Make no mistake. No matter how close to your staff you like to work or what kind of environment you’re looking to create, you need your own space.
First, everyone needs privacy to get on with their personal workload. But you also need to create an environment that you can have meetings with others in.
It needs the kind of executive furniture and feel that makes it an appropriate place to meet staff and outsiders alike.
When talking about personal workloads, a good boss often has a lot on his place. As you grow, it will become enough to start hiring new positions for. However, in the meantime, you can bridge that gap by making it easier on yourself to handle it all.

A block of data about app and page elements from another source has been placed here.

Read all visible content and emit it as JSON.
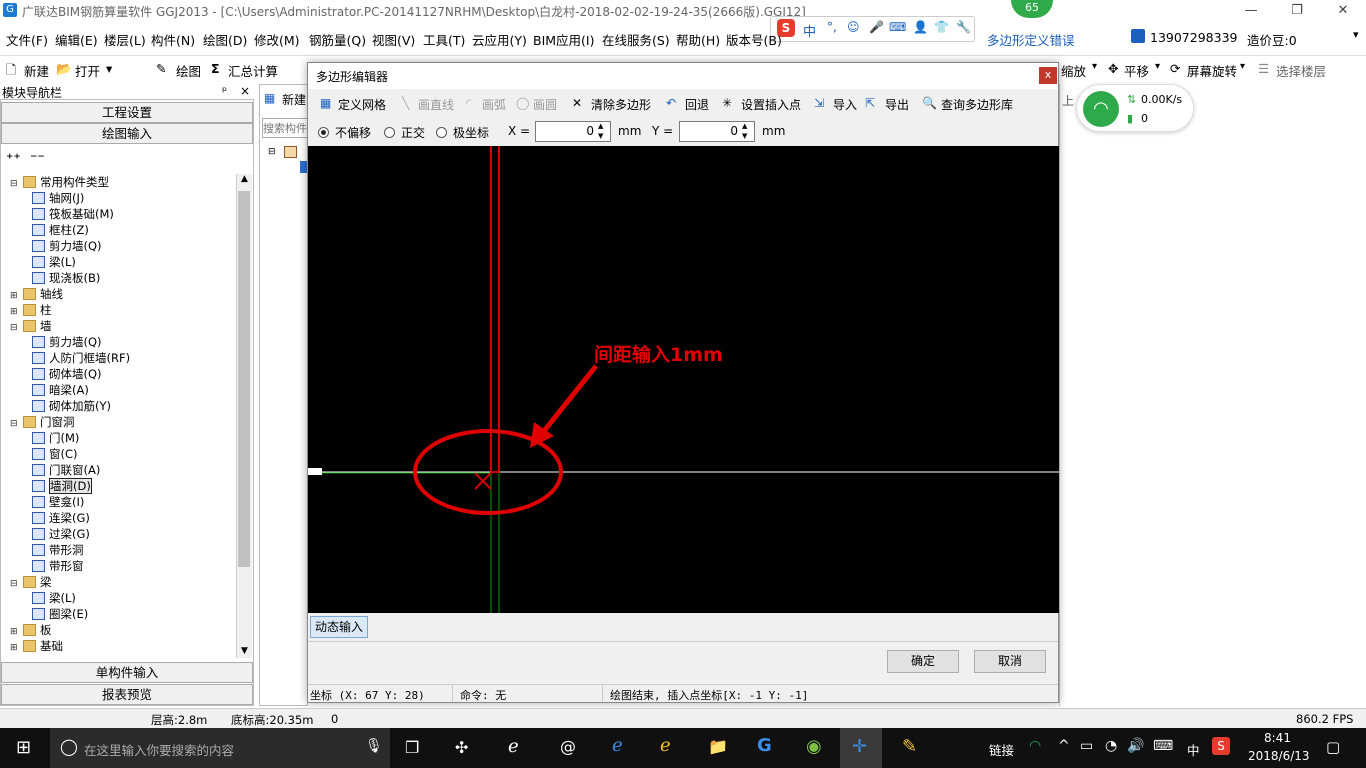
{
  "window": {
    "title": "广联达BIM钢筋算量软件 GGJ2013 - [C:\\Users\\Administrator.PC-20141127NRHM\\Desktop\\白龙村-2018-02-02-19-24-35(2666版).GGJ12]",
    "minimize": "—",
    "maximize": "❐",
    "close": "✕",
    "badge": "65"
  },
  "menu": [
    "文件(F)",
    "编辑(E)",
    "楼层(L)",
    "构件(N)",
    "绘图(D)",
    "修改(M)",
    "钢筋量(Q)",
    "视图(V)",
    "工具(T)",
    "云应用(Y)",
    "BIM应用(I)",
    "在线服务(S)",
    "帮助(H)",
    "版本号(B)"
  ],
  "menu_right": {
    "link": "多边形定义错误",
    "phone": "13907298339",
    "price": "造价豆:0"
  },
  "toolbar": {
    "new": "新建",
    "open": "打开",
    "draw": "绘图",
    "sum": "汇总计算",
    "zoom": "缩放",
    "pan": "平移",
    "rotate": "屏幕旋转",
    "select_floor": "选择楼层"
  },
  "nav": {
    "header": "模块导航栏",
    "pin": "ᵖ",
    "close": "×",
    "btn_project": "工程设置",
    "btn_draw": "绘图输入",
    "btn_single": "单构件输入",
    "btn_report": "报表预览",
    "tree": [
      {
        "label": "常用构件类型",
        "level": 0,
        "exp": "⊟",
        "type": "folder"
      },
      {
        "label": "轴网(J)",
        "level": 1,
        "type": "comp"
      },
      {
        "label": "筏板基础(M)",
        "level": 1,
        "type": "comp"
      },
      {
        "label": "框柱(Z)",
        "level": 1,
        "type": "comp"
      },
      {
        "label": "剪力墙(Q)",
        "level": 1,
        "type": "comp"
      },
      {
        "label": "梁(L)",
        "level": 1,
        "type": "comp"
      },
      {
        "label": "现浇板(B)",
        "level": 1,
        "type": "comp"
      },
      {
        "label": "轴线",
        "level": 0,
        "exp": "⊞",
        "type": "folder"
      },
      {
        "label": "柱",
        "level": 0,
        "exp": "⊞",
        "type": "folder"
      },
      {
        "label": "墙",
        "level": 0,
        "exp": "⊟",
        "type": "folder"
      },
      {
        "label": "剪力墙(Q)",
        "level": 1,
        "type": "comp"
      },
      {
        "label": "人防门框墙(RF)",
        "level": 1,
        "type": "comp"
      },
      {
        "label": "砌体墙(Q)",
        "level": 1,
        "type": "comp"
      },
      {
        "label": "暗梁(A)",
        "level": 1,
        "type": "comp"
      },
      {
        "label": "砌体加筋(Y)",
        "level": 1,
        "type": "comp"
      },
      {
        "label": "门窗洞",
        "level": 0,
        "exp": "⊟",
        "type": "folder"
      },
      {
        "label": "门(M)",
        "level": 1,
        "type": "comp"
      },
      {
        "label": "窗(C)",
        "level": 1,
        "type": "comp"
      },
      {
        "label": "门联窗(A)",
        "level": 1,
        "type": "comp"
      },
      {
        "label": "墙洞(D)",
        "level": 1,
        "type": "comp",
        "selected": true
      },
      {
        "label": "壁龛(I)",
        "level": 1,
        "type": "comp"
      },
      {
        "label": "连梁(G)",
        "level": 1,
        "type": "comp"
      },
      {
        "label": "过梁(G)",
        "level": 1,
        "type": "comp"
      },
      {
        "label": "带形洞",
        "level": 1,
        "type": "comp"
      },
      {
        "label": "带形窗",
        "level": 1,
        "type": "comp"
      },
      {
        "label": "梁",
        "level": 0,
        "exp": "⊟",
        "type": "folder"
      },
      {
        "label": "梁(L)",
        "level": 1,
        "type": "comp"
      },
      {
        "label": "圈梁(E)",
        "level": 1,
        "type": "comp"
      },
      {
        "label": "板",
        "level": 0,
        "exp": "⊞",
        "type": "folder"
      },
      {
        "label": "基础",
        "level": 0,
        "exp": "⊞",
        "type": "folder"
      }
    ]
  },
  "mid": {
    "new": "新建",
    "search_placeholder": "搜索构件"
  },
  "dialog": {
    "title": "多边形编辑器",
    "close": "x",
    "tools": [
      "定义网格",
      "画直线",
      "画弧",
      "画圆",
      "清除多边形",
      "回退",
      "设置插入点",
      "导入",
      "导出",
      "查询多边形库"
    ],
    "radio": [
      "不偏移",
      "正交",
      "极坐标"
    ],
    "x_label": "X =",
    "x_value": "0",
    "x_unit": "mm",
    "y_label": "Y =",
    "y_value": "0",
    "y_unit": "mm",
    "annotation": "间距输入1mm",
    "dyn_input": "动态输入",
    "ok": "确定",
    "cancel": "取消",
    "status_coord": "坐标 (X: 67 Y: 28)",
    "status_cmd": "命令: 无",
    "status_msg": "绘图结束, 插入点坐标[X: -1 Y: -1]",
    "colors": {
      "outline": "#d00000",
      "grid": "#00a000",
      "axis": "#ffffff"
    }
  },
  "net": {
    "speed": "0.00K/s",
    "count": "0"
  },
  "status": {
    "floor": "层高:2.8m",
    "base": "底标高:20.35m",
    "zero": "0",
    "fps": "860.2 FPS"
  },
  "ime_text": "中",
  "taskbar": {
    "search": "在这里输入你要搜索的内容",
    "link": "链接",
    "lang": "中",
    "time": "8:41",
    "date": "2018/6/13"
  },
  "right_partial": "上"
}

One of the most effective ways to do this is by using software. Nowadays, software solutions exist for all kinds of purposes. HR and payroll. Invoicing. Keeping an eye on your finances. Project management. It’s an investment, for sure, but if it helps you be a boss more effectively, it’s worth it.
It’s not just physical (or virtual) assets you need, either. It’s also some very real skills. Like the ability to communicate well. This doesn’t just mean explaining or delegating tasks.
It’s also about making yourself open enough that your staff can communicate with you, too. Effective communication in the work place isn’t one-way, after all.
As for your staff, you also need to be able to recognise talent and incorporate it into your team. It’s always a good idea for the head of the company to be involved in the hiring process.
Whether this is sitting in on them yourself or training others on how to recognise talent, as well as those who might not be a good fit for the company. This means knowing which questions to ask and what kind of answers you’re looking for.
When you make someone valuable a part of your team, you need to be prepared to keep them and develop them, too. You might be used to making plans for the business.
What about your plans for the people? What about helping them develop a career development plan? Organising training opportunities for them?
If you want to keep growing your role, you’re going to need people who you can start delegating important tasks to. Planning their role with them is key to that.